Paizo, $9.99, ISBN 978-1-60125-618-8
Salim Ghadafar, last seen in Death’s Heretic, is back in The Redemption Engine. He’s still the atheist chaffing under his service to Pharasma, the Goddess of Death, due to a bargain he made with her a while back. I don’t remember him being this bad-tempered and mean – well, he was bad-tempered and mean in the previous book, but not as much as he is here – but I guess doing lots of unpleasant, often life-threatening work can do that to a person.
In this one, he has a new assignment. Someone is – or maybe some folks are – stealing souls of people that are meant to be sent to Hell, and the devils of Hell are not thrilled about this. Normally, this may seem like a good thing, but Pharasma is all about maintaining a balance between the forces of Good and Evil. After all, if the scale tips too much to one side, chaos would only happen, no? Also, this matter makes Pharasma look negligent and, hence, bad. It’s therefore Salim’s responsibility to find out what is happening, who is doing this, and how it is being done. Oh, and to put a stop to whole thing. He would soon realize that the whole thing is more complicated than it seems, and he’d be making trips to Hell, Heaven, and back again. Isn’t life grand?

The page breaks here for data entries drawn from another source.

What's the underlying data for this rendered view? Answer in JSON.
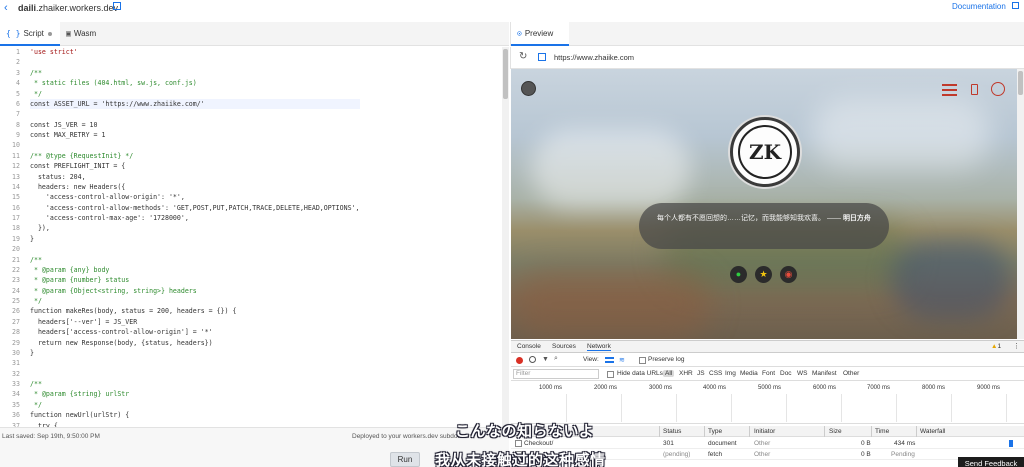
{
  "topbar": {
    "back_icon": "‹",
    "worker_name": "daili",
    "domain": ".zhaiker.workers.dev",
    "documentation": "Documentation"
  },
  "editor": {
    "tabs": [
      {
        "label": "Script",
        "icon": "{ }"
      },
      {
        "label": "Wasm",
        "icon": "▣"
      }
    ],
    "lines": [
      "'use strict'",
      "",
      "/**",
      " * static files (404.html, sw.js, conf.js)",
      " */",
      "const ASSET_URL = 'https://www.zhaiike.com/'",
      "",
      "const JS_VER = 10",
      "const MAX_RETRY = 1",
      "",
      "/** @type {RequestInit} */",
      "const PREFLIGHT_INIT = {",
      "  status: 204,",
      "  headers: new Headers({",
      "    'access-control-allow-origin': '*',",
      "    'access-control-allow-methods': 'GET,POST,PUT,PATCH,TRACE,DELETE,HEAD,OPTIONS',",
      "    'access-control-max-age': '1728000',",
      "  }),",
      "}",
      "",
      "/**",
      " * @param {any} body",
      " * @param {number} status",
      " * @param {Object<string, string>} headers",
      " */",
      "function makeRes(body, status = 200, headers = {}) {",
      "  headers['--ver'] = JS_VER",
      "  headers['access-control-allow-origin'] = '*'",
      "  return new Response(body, {status, headers})",
      "}",
      "",
      "",
      "/**",
      " * @param {string} urlStr",
      " */",
      "function newUrl(urlStr) {",
      "  try {"
    ],
    "status_saved": "Last saved: Sep 19th, 9:50:00 PM",
    "status_deployed": "Deployed to your workers.dev subdomain",
    "run_label": "Run"
  },
  "preview": {
    "tab_label": "Preview",
    "tab_icon": "⊙",
    "url": "https://www.zhaiike.com",
    "site": {
      "avatar_text": "ZK",
      "quote_text": "每个人都有不愿回想的……记忆，而我能够知我欢喜。 —— ",
      "quote_author": "明日方舟",
      "icons": [
        "wechat-icon",
        "star-icon",
        "weibo-icon"
      ]
    }
  },
  "devtools": {
    "tabs": [
      "Console",
      "Sources",
      "Network"
    ],
    "warning_count": "1",
    "view_label": "View:",
    "preserve_log": "Preserve log",
    "filter_placeholder": "Filter",
    "hide_data_urls": "Hide data URLs",
    "type_filters": [
      "All",
      "XHR",
      "JS",
      "CSS",
      "Img",
      "Media",
      "Font",
      "Doc",
      "WS",
      "Manifest",
      "Other"
    ],
    "ticks": [
      "1000 ms",
      "2000 ms",
      "3000 ms",
      "4000 ms",
      "5000 ms",
      "6000 ms",
      "7000 ms",
      "8000 ms",
      "9000 ms"
    ],
    "columns": [
      "Status",
      "Type",
      "Initiator",
      "Size",
      "Time",
      "Waterfall"
    ],
    "rows": [
      {
        "name": "Checkout/",
        "status": "301",
        "type": "document",
        "initiator": "Other",
        "size": "0 B",
        "time": "434 ms"
      },
      {
        "name": "",
        "status": "(pending)",
        "type": "fetch",
        "initiator": "Other",
        "size": "0 B",
        "time": "Pending"
      }
    ]
  },
  "subtitles": {
    "line1": "こんなの知らないよ",
    "line2": "我从未接触过的这种感情"
  },
  "feedback_label": "Send Feedback"
}
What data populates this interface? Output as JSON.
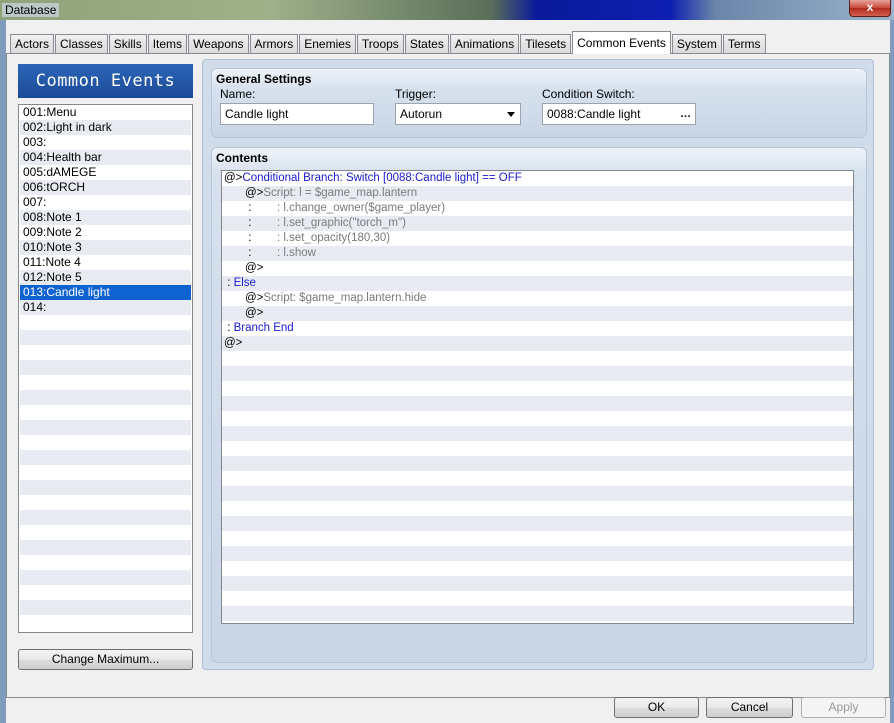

The Redemption Engine is easily one of the thickest books in this line so far, and for a reason: the author isn’t very good at self-editing. The situation here is similar to that of the previous book: Mr Sutter can’t decide whether he’s telling a story or giving the reader an extensive tour of the planes, and tries to do both. As a result, the story can get bogged down in a most contrived manner by lots and lots of details best left to splatbooks. After all, how believable that Salim would take time out from his mission to lecture the party members he picks up along the way on this and that to such a detailed degree? This also makes Salim look like a smug college lecturer, which doesn’t sit well with the broody kick-ass persona the author intended all along for this character. There are also many filler encounters here, making this story feel like an overlong novelization of a meandering tabletop session at times. Too much filler, period – that is the problem with this story.
This is a shame because the story itself could have been interesting. The author attempts to deal with the issue of divine obedience versus freedom of thought. Salim is conflicted by his increasing ease at settling into his role as Pharasma’s agent, when all along he’s determined to resent the goddess because he believes that all religions at their core rob an individual of his or her freedom to live without being bogged down by divine dictates and such. Also, he would probably never be able to accept how gods and goddesses let their worshipers suffer because these deities are apparently more preoccupied with the big picture. The villains feel the same way too, creating ab awkward situation where Salim finds himself defending a faction with a dogma he resents against another faction whom he may, under other circumstances, find much in common with.
The later chapters of the story are actually pretty good, as people stop dawdling and start hammering at one another. Getting there can be boring, though, as huge chunks of the story – such as the pointlessly extended trek back to the Boneyard through some tower in a mysterious demiplane – seem to be included solely as advertisements for splatbooks past, present, and future.
As I’ve said earlier, some self-editing would have worked wonders for this story. Cut down the fat, remove the filler, and this one just may have been a winner.